#### Exercise
Go through the data below and copy each line that includes "platform".

[Records from a collection]
━━━━━━━━

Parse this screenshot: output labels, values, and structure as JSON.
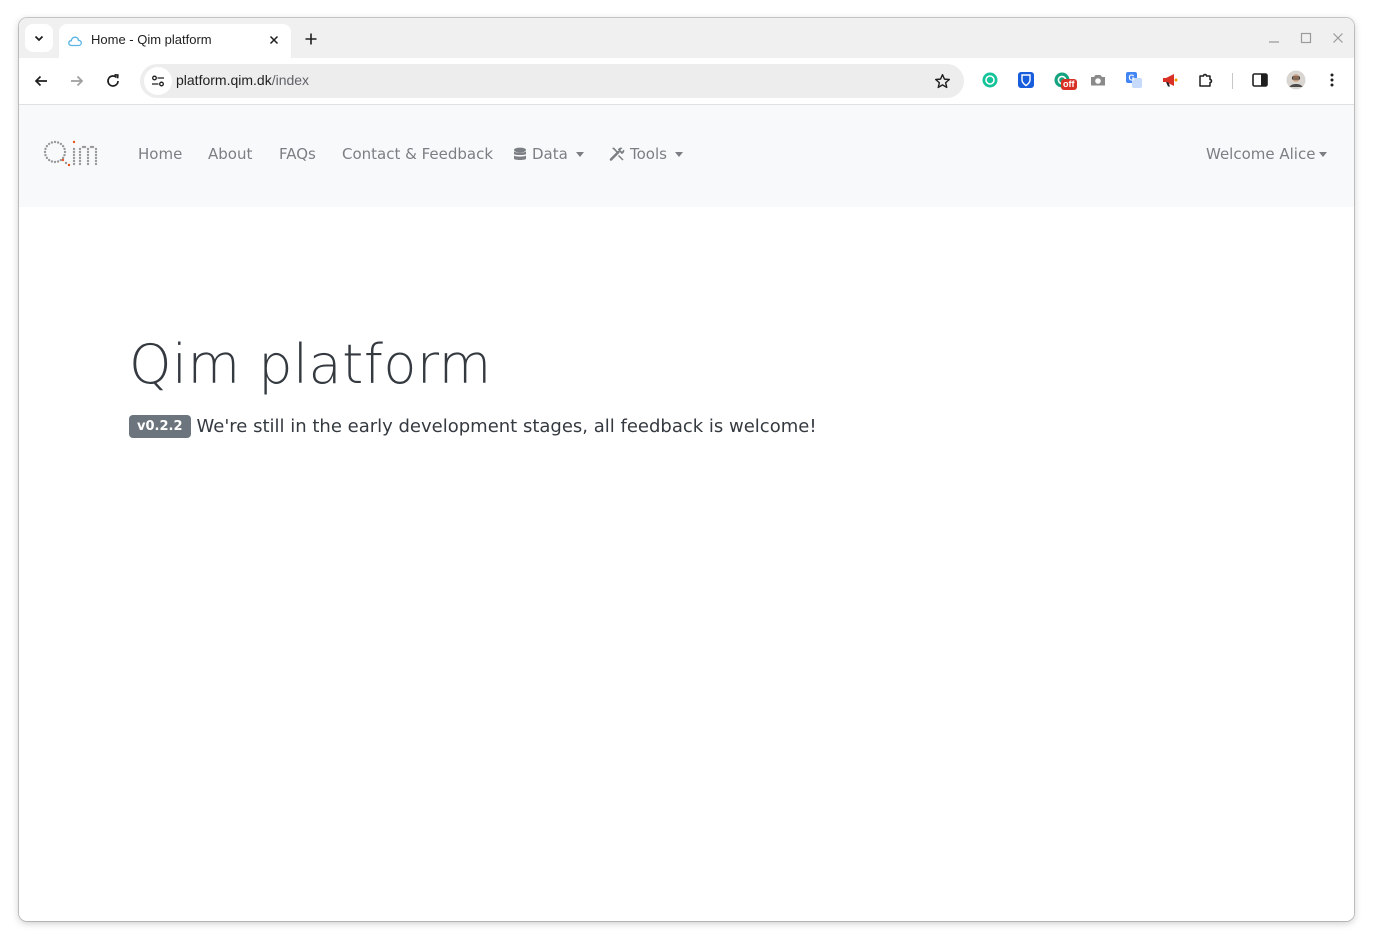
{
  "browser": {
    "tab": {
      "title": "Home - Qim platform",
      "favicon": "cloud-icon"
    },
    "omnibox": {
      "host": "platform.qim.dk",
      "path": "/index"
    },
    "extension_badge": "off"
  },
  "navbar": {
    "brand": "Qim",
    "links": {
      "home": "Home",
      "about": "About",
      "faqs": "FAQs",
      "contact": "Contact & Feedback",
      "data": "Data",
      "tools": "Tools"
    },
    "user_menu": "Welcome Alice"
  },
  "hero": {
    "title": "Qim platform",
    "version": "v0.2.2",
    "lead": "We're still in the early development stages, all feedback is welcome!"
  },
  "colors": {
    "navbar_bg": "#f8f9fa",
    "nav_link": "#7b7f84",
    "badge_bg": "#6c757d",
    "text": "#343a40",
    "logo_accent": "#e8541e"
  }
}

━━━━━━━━

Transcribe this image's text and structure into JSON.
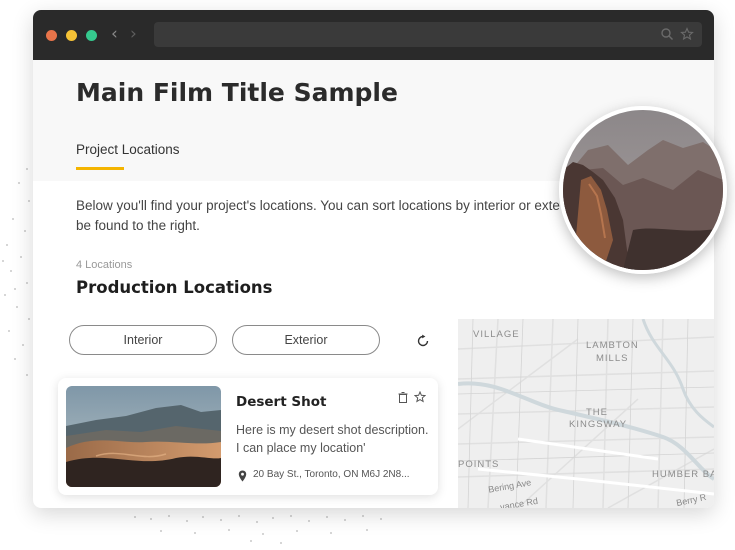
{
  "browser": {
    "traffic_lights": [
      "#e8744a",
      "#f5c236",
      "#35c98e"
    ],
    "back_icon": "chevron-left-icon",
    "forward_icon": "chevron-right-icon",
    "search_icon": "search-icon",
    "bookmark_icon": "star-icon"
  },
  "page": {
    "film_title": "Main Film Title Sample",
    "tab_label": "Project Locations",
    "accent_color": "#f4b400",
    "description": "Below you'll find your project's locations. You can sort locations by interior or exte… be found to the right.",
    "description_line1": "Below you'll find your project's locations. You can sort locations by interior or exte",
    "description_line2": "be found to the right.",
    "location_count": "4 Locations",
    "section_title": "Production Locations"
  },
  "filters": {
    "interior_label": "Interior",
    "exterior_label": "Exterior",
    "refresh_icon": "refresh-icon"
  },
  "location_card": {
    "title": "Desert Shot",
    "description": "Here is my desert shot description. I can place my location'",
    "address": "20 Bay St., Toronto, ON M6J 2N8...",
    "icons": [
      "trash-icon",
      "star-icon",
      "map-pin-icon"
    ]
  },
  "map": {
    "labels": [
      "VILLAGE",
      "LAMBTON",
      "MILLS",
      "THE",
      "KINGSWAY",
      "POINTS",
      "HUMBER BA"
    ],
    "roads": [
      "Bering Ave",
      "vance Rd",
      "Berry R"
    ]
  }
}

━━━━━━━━

#### Output for this task
      "title": "Home - Qim platform",
      "host": "platform.qim.dk",
    "title": "Qim platform",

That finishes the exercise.